We then have the dumping of the Paris agreement. How far did the former Prime Minister go only a few weeks ago—with the killing off of the NEG, the National Energy Guarantee, and the dumping of the Paris climate targets—for those ideological right-wingers within the Liberal Party to be happy? Well, they still weren't happy, and the former Prime Minister is now gone. We are now all the worse for it because we now don't have anything. We don't have a NEG. Even though it wasn't good enough, it gave us something to start with and to build from after the policy paralysis of so many years. Even though the government's own projections have shown pollution will keep rising all the way to 2030, they have no policy to even meet the weak 26 to 28 per cent target that they held. What this means is we will have pollution going up in every sector.

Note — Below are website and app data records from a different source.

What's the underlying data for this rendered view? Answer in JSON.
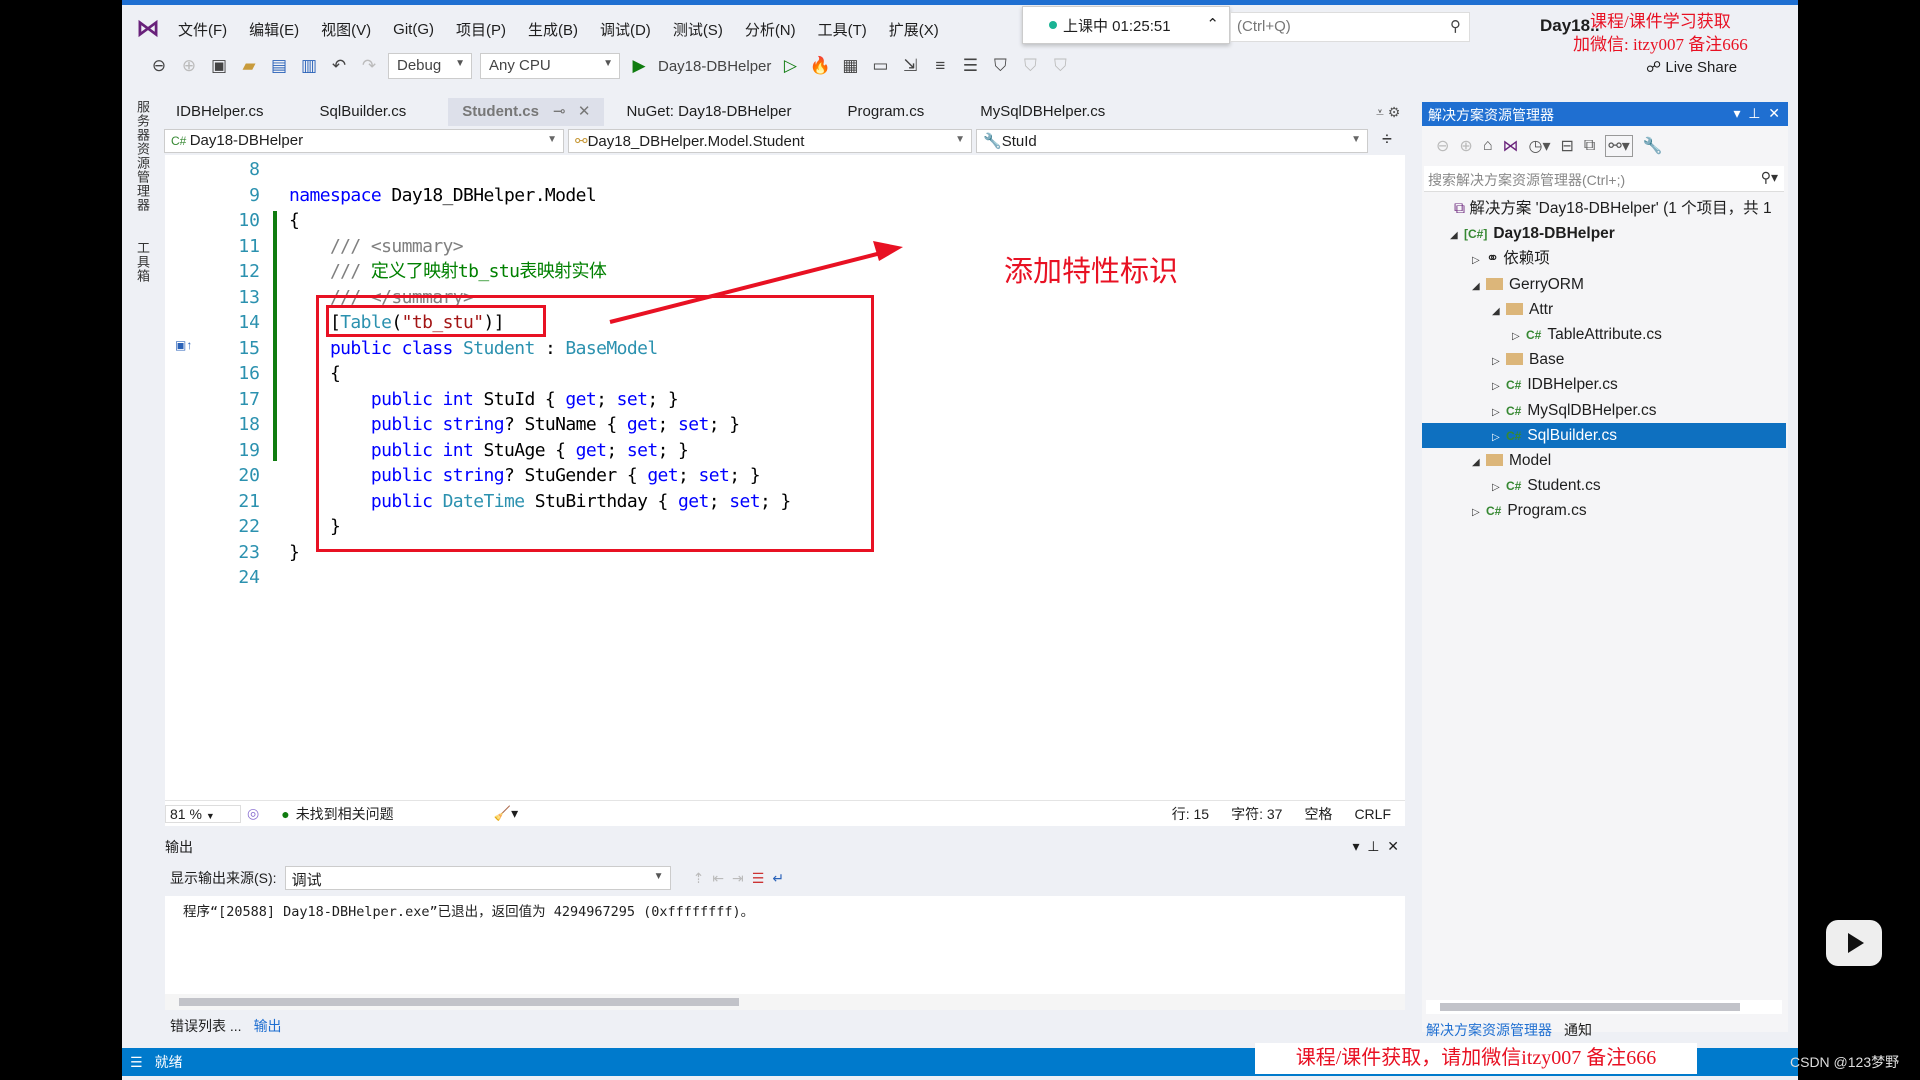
{
  "menu": {
    "items": [
      "文件(F)",
      "编辑(E)",
      "视图(V)",
      "Git(G)",
      "项目(P)",
      "生成(B)",
      "调试(D)",
      "测试(S)",
      "分析(N)",
      "工具(T)",
      "扩展(X)"
    ]
  },
  "popup": {
    "text": "上课中 01:25:51"
  },
  "quick_search": {
    "placeholder": "(Ctrl+Q)"
  },
  "window_title": "Day18..",
  "toolbar": {
    "config": "Debug",
    "platform": "Any CPU",
    "start_target": "Day18-DBHelper",
    "live_share": "Live Share"
  },
  "side_tabs": [
    "服务器资源管理器",
    "工具箱"
  ],
  "doc_tabs": [
    {
      "label": "IDBHelper.cs"
    },
    {
      "label": "SqlBuilder.cs"
    },
    {
      "label": "Student.cs",
      "active": true
    },
    {
      "label": "NuGet: Day18-DBHelper"
    },
    {
      "label": "Program.cs"
    },
    {
      "label": "MySqlDBHelper.cs"
    }
  ],
  "nav": {
    "project": "Day18-DBHelper",
    "type": "Day18_DBHelper.Model.Student",
    "member": "StuId"
  },
  "code": {
    "line_numbers": [
      "8",
      "9",
      "10",
      "11",
      "12",
      "13",
      "14",
      "15",
      "16",
      "17",
      "18",
      "19",
      "20",
      "21",
      "22",
      "23",
      "24"
    ]
  },
  "annotation": "添加特性标识",
  "editor_status": {
    "zoom": "81 %",
    "issues": "未找到相关问题",
    "line": "行: 15",
    "char": "字符: 37",
    "spaces": "空格",
    "eol": "CRLF"
  },
  "output": {
    "title": "输出",
    "source_label": "显示输出来源(S):",
    "source_value": "调试",
    "text": "程序“[20588] Day18-DBHelper.exe”已退出，返回值为 4294967295 (0xffffffff)。"
  },
  "bottom_tabs": [
    "错误列表 ...",
    "输出"
  ],
  "status": {
    "ready": "就绪"
  },
  "solution_explorer": {
    "title": "解决方案资源管理器",
    "search_placeholder": "搜索解决方案资源管理器(Ctrl+;)",
    "tree": [
      {
        "label": "解决方案 'Day18-DBHelper' (1 个项目，共 1",
        "icon": "solution-icon",
        "expander": ""
      },
      {
        "label": "Day18-DBHelper",
        "icon": "csproj-icon",
        "expander": "expanded"
      },
      {
        "label": "依赖项",
        "icon": "dependencies-icon",
        "expander": "collapsed"
      },
      {
        "label": "GerryORM",
        "icon": "folder-icon",
        "expander": "expanded"
      },
      {
        "label": "Attr",
        "icon": "folder-icon",
        "expander": "expanded"
      },
      {
        "label": "TableAttribute.cs",
        "icon": "csharp-file-icon",
        "expander": "collapsed"
      },
      {
        "label": "Base",
        "icon": "folder-icon",
        "expander": "collapsed"
      },
      {
        "label": "IDBHelper.cs",
        "icon": "csharp-file-icon",
        "expander": "collapsed"
      },
      {
        "label": "MySqlDBHelper.cs",
        "icon": "csharp-file-icon",
        "expander": "collapsed"
      },
      {
        "label": "SqlBuilder.cs",
        "icon": "csharp-file-icon",
        "expander": "collapsed",
        "selected": true
      },
      {
        "label": "Model",
        "icon": "folder-icon",
        "expander": "expanded"
      },
      {
        "label": "Student.cs",
        "icon": "csharp-file-icon",
        "expander": "collapsed"
      },
      {
        "label": "Program.cs",
        "icon": "csharp-file-icon",
        "expander": "collapsed"
      }
    ],
    "bottom_tabs": [
      "解决方案资源管理器",
      "通知"
    ]
  },
  "watermark": {
    "top_line1": "课程/课件学习获取",
    "top_line2": "加微信: itzy007 备注666",
    "bottom": "课程/课件获取，请加微信itzy007 备注666",
    "csdn": "CSDN @123梦野"
  },
  "colors": {
    "accent": "#007acc",
    "annotation": "#e81123",
    "keyword": "#0000ff",
    "type": "#2b91af"
  }
}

We need to take stock here of where we find ourselves as a country and how far backwards we've gone. I remember my time in this place when Labor was in government and the day we introduced the carbon pollution architecture, those clean energy bills that gave us that road map forward and that road map to be part of transitioning our economy into a clean energy economy. It was a momentous day. I remember it was a momentous day for then Minister Greg Combet as well and for all of those Labor colleagues. Yet look how far backwards we've gone. With the change of government in 2013 and all of the various leaders that they've had since, we have gone so far backwards not just on our rising pollution and not just on the rising energy prices but on the fact that we as a country stand for nothing now when it comes to energy, when it comes to our commitment to emissions reduction and when it comes to the future for our children and playing our part in reducing our emissions on this planet. That is shameful; it is incredibly shameful. It is shameful because we will have long been gone from this place. We know from the science that if we do not reduce our emissions and if temperatures continue to rise, we are going to be in real trouble as a planet. How can we deny that? How can we just turn our backs and do nothing?

Look at the way Australia, even domestically at the moment, is suffering. Look not just at those households that obviously have rising energy prices, which is bad enough, but at our farmers who are suffering the drought. Listen to our farmers. Listen to those Pacific islanders who are trying to mitigate rising sea levels. The climate is changing. There is global warming happening. At this present time, as we speak, I think there is a typhoon that's about to be experienced over the Philippines. We've also got hurricanes and weather in the southern states of America. All of this is continuing to happen and all of it is a contribution of the changing climate that we live in.

We need to act and ensure we are doing as much as we can to contribute to the reduction in warming—that is, the reduction of two per cent. We are not on track to do that in this country, and we have every single means to do it. We've got more sun here, I think, than nearly any country in the world. We've got such a huge land mass. We have such an opportunity and there are such opportunities to create future jobs from it. Yet, here we are in this place, and in the other place, stuck in a policy paralysis because of a few hard-right-wingers within the government who just want to put their heads in the sand and hope it all goes away. Every time we bring a policy idea forward—our opportunity to contribute in a sensible, negotiable way with the government—they don't want a bar of it, because they simply do not believe in it.

This complete capitulation by the Morrison government to the hard Right of the Liberals and the Nationals by abandoning emissions reduction as a goal of energy policy and its refusal to legislate the Paris climate change agreement targets means only one thing. It means that the sooner we have an election the better. The sooner that this lot are voted out of office the better so that we can move forward and ensure that we do have the right energy policy for this country and that we do indeed start to get back on track in reducing our emissions. The sooner that day comes the better for all Australians.